Sarah Holder is a staff writer at CityLab covering local policy, housing, labor, and technology.
The Torres family is having a party, and I’m watching it happen. Balloon animals bounce around, a young boy makes a face, and a woman in pink pants and a matching shirt jumps around, delighted by the camera. When someone filmed the Torres’ tables overflowing with half-eaten platters in the 1970s, they didn’t know this footage would be seen by hundreds of San Franciscans in 2019. But here we all were.
For 14 years, the filmmaker and archivist Rick Prelinger has made an annual movie from found and archival 20th century footage like this, as part of his “Lost Landscapes of San Francisco” series. Hosted in recent years by the Long Now Foundation, an organization that supports “long-term thinking,” the screenings are meant to be rowdy affairs, where audience members call out what they recognize when confronted with the landscapes of the past.
For the most vivid sense of a time you didn’t live through, don’t look to narrative films, said Stewart Brand, the co-founder of the Long Now Foundation. “You get most … from impromptu, amateur, family-type stuff; things done for no reason entirely.”
Some of the images in “Lost Landscapes” were viscerally familiar—the first, a close up of the Golden Gate Bridge, inspired knowing shouts. The waterfront Ferry Building rose unmistakably from the fog. Tommy’s Joynt, a hofbrau that opened in 1947 on the corner of Geary Street, drew whistles. And the audience could spot the “Chop Suey” sign outside Chinatown’s Far East Café from several blocks away. Long-gone landmarks were just as recognizable: the loathed Embarcadero Freeway, which was torn down before I was born; and Sutro Baths, now in ruins, then filled with water.

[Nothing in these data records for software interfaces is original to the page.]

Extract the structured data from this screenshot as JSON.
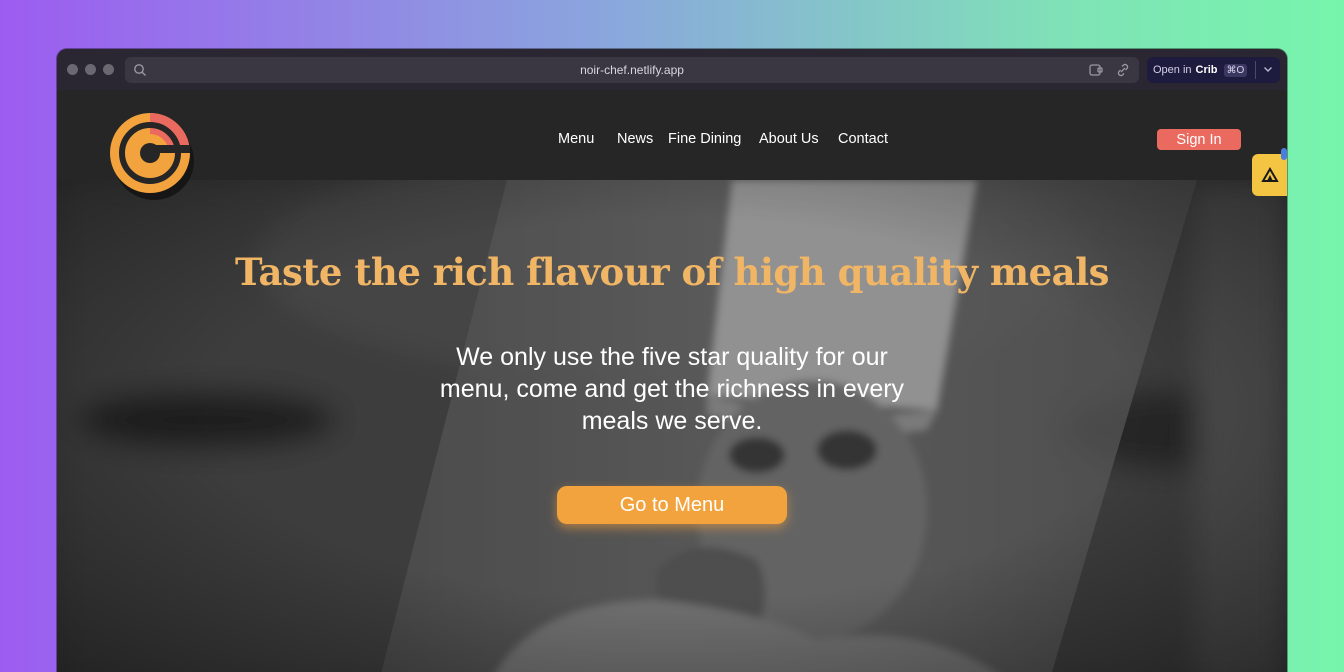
{
  "browser": {
    "url": "noir-chef.netlify.app",
    "crib_button": {
      "prefix": "Open in",
      "brand": "Crib",
      "shortcut": "⌘O"
    }
  },
  "nav": {
    "links": [
      "Menu",
      "News",
      "Fine Dining",
      "About Us",
      "Contact"
    ],
    "signin_label": "Sign In"
  },
  "hero": {
    "headline": "Taste the rich flavour of high quality meals",
    "subtext": "We only use the five star quality for our menu, come and get the richness in every meals we serve.",
    "cta_label": "Go to Menu"
  },
  "colors": {
    "accent_orange": "#f2a33d",
    "headline_gold": "#f0b565",
    "signin_coral": "#ea6a5f",
    "nav_bg": "#262626"
  }
}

The movie managed to be nostalgic without slipping too far into revisionist history. Still, an interview pulled from the 1974 film “Redevelopment: A Marxist Analysis” recalled apartment building rents rising to $255 a month—a stat that drew chuckles from today’s audience. Cable cars stuffed with commuters criss-cross the movie version of the city, recalling a time before fares were hiked to $8 and “real San Franciscan” riders hadn’t yet been replaced with tourists.
The most powerful moments were the more intimate scenes: the plop of raindrops in gutter puddles; a man sleeping on a boat in the harbor; women in cardigans walking dogs along the Presidio; the Torres family, celebrating who-knows-what. Disembodied from context, the scenes could have felt disembodied from place, but they didn’t. To me, even as a newcomer to this city—maybe especially as a newcomer—those memories felt as much a part of San Francisco’s identity as the Golden Gate Bridge.
There’s a lot the impromptu can’t reveal, however. On screen, San Francisco’s 1945 VJ-Day celebration is all about soldiers whooping and hollering off the side of streetcars and dipping women down for kisses. The rest of the day would devolve, said Prelinger, into off-screen murders, rapes, and assaults, leaving 11 dead, 1,000 injured, and streetcars upended, according to SFGate. Later on, we meet a wealthy Japanese dentist playing golf with his suited-up friends. He filmed several of his outings, Prelinger said, until he was detained in an internment camp during the war. When he got out, the videos resumed. The middle years are left blank.
But that’s the nature of archives. They’re incomplete, and selective, and subject to the lens of the person recording. They’re also profoundly important—not so we can put the past on a pedestal, but so we can remember it, and build some kind of better future from its remains.
What we’re writing:
Mapping the U.S.’s climate-changed fate ¤ Mini-farms are cropping up in German mini-marts. ¤ Stores that are dead or dying in the U.S. are thriving in Tokyo. ¤ London’s tube map is out of control. ¤ Deflating the myth that the sky goes on forever, by taking an early hot air balloon ride. ¤ Queen and Slim tracks real-life black migration patterns and exemplifies black fugitivity. ¤ Twitter debates about vacancy rates obscure the real problem with housing in the Bay Area. ¤ Where are all the women on scooters?
What we’re taking in:
In Toronto’s Quayside Google project’s design, “the factory and the city don’t just mirror each other but become each other.” (Real Life Mag) ¤ I can’t stop thinking about this clock that will tick for 10,000 years! (The Paris Review) ¤ Struggling to hold on to house-show culture in D.C. (Atavist) ¤ Stop buying things, pleads second-hand store expert. (NPR) ¤ Can we blame loneliness for the return of the bathtub? (Curbed) ¤ Brick masonry hive, assembling in Chicago (Block Club Chicago)
View from the ground:
We’re not sure when these photos were taken, but once they get put on Instagram, they’re part of another sort of archive. @thedailymoop looks up at San Francisco’s Transamerica Building. A peek at Montreal’s Pont Jacque Cartier from @vickophoto. dcgrist with an old shot of New York City’s Columbus Circle. And haam51’s slice of One World Trade.
That’s all! If you have any archives you love looking at, listening to, reading, or flipping through from your city, please let me know.